2 Place the embroidered fabric in the embroidery hoop and tighten the screw to secure.
3 Put the cardboard circle into the back of the embroidery hoop to sit against the fabric. Push a pin through the centre of the clock face and cardboard to mark the centre, enlarging the hole slightlywith a pencil.
4 Push the clock’s movement shaft through the back of the cardboard and fabric. Attach the clock hands on to the front of the clock face, following the manufacturer’s instructions.
5 Trim the excess fabric on the reverse of the embroidery hoop to 2.5cm. Using a hand-sewing needle and matching thread, sew a running stitch all the way around the edge of the remaining fabric, pull taut and secure the thread end.
6 Position the ears on the reverse of the hoop and hand-sew to the excess fabric.
7 Loop a length of matching ribbon through the embroidery hoop screw, and use it to hang your clock.
Blanket stitch a circle of felt to the reverse of the clock to neaten up the back, but don’t forget to cut out a square for the clock movement so you can replace the batteries.

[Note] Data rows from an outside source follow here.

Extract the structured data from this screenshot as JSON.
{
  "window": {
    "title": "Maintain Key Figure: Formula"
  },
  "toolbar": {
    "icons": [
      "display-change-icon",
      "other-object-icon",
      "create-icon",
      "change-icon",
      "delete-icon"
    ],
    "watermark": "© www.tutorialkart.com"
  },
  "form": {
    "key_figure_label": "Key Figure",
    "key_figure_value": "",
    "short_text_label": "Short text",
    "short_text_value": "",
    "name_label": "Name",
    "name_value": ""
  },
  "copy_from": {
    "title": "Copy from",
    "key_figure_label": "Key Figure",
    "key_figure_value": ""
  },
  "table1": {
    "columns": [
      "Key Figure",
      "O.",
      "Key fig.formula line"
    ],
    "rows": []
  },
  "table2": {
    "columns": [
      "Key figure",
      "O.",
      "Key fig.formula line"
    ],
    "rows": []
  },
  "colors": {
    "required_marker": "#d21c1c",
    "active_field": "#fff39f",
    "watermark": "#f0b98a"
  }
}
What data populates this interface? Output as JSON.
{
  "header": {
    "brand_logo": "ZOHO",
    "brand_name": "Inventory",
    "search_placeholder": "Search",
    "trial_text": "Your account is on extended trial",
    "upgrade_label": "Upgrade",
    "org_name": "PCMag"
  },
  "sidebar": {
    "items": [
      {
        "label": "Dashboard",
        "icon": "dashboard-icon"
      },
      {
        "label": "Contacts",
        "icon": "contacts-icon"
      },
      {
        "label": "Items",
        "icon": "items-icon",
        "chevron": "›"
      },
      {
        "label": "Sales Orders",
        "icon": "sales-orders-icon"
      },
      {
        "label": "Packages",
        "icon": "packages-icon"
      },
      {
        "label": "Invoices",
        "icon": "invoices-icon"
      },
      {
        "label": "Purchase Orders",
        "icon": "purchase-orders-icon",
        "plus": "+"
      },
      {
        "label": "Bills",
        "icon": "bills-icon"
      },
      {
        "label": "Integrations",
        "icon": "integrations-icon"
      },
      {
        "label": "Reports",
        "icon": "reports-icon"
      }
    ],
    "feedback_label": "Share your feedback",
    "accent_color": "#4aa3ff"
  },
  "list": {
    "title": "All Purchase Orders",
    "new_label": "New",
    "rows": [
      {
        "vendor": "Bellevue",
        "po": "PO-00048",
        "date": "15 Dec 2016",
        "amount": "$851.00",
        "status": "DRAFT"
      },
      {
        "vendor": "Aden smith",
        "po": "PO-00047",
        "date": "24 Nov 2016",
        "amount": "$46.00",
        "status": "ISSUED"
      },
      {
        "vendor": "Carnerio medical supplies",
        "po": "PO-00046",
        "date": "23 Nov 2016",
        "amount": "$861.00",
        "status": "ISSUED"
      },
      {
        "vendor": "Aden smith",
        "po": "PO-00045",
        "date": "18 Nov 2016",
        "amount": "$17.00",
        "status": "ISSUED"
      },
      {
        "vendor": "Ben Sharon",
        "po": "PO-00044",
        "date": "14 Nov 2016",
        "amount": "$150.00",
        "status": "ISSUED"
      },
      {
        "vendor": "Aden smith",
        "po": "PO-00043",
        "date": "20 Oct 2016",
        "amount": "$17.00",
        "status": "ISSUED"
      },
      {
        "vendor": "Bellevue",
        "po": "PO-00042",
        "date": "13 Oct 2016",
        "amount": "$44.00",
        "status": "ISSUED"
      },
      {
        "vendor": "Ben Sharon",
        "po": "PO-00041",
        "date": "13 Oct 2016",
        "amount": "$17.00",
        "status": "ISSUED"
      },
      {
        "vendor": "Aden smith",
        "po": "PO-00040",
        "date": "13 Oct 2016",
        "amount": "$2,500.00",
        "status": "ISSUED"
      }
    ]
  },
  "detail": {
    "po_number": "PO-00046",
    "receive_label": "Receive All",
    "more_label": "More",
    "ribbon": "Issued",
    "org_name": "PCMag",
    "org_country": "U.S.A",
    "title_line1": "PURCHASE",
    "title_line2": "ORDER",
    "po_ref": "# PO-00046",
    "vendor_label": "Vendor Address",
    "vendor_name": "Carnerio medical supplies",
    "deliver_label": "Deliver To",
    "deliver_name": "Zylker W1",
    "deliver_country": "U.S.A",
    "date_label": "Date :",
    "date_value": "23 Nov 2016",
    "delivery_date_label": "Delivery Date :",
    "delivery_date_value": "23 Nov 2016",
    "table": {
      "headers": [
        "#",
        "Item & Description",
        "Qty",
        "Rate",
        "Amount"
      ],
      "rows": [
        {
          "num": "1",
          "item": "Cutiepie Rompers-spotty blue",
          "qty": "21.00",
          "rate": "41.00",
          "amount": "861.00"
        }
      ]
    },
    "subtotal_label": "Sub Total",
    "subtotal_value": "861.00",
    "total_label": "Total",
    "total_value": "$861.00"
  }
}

Bring the thread up through the fabric, hold it with thumb and first finger and wrap it around the needle once or twice. Still holding the thread firmly, insert the needle close to the point where it emerged and pull the thread taut to create a knot on the surface.
Working from left to right, bring the needle up at the end of the line and make a short stitch. Bringing the needle up again, adjacent to the first stitch and halfway down its length, make another short stitch.
Repeat to make a line of stem stitches in this way.
Following the outline of the shape, work straight stitches close together. Keep the tension even and stitches close for a smooth, flawless finish with no background fabric visible.
Bring the needle up through the back of the fabric a stitch length in front of where the stitching will begin.
Take a stitch backwards, then bring the needle up again a stitch length in front of the original entry hole and draw the thread through. Take another backwards stitch and repeat to create a line of backstitch.
Bring the needle to the front of the fabric at the end of the stitching line and reinsert at the same point, but do not pull taut.
Bring the needle to the front of the fabric a stitch length along, looping the thread around the needle tip.
Pull the thread through, reinsert the needle at the same point again and repeat to create a row of chain stitches.
Bring the needle up through the back of the fabric, insert the needle back into the fabric a short distance away and then bring it back up again, leaving a similar gap.
Repeat to make a line of stitches.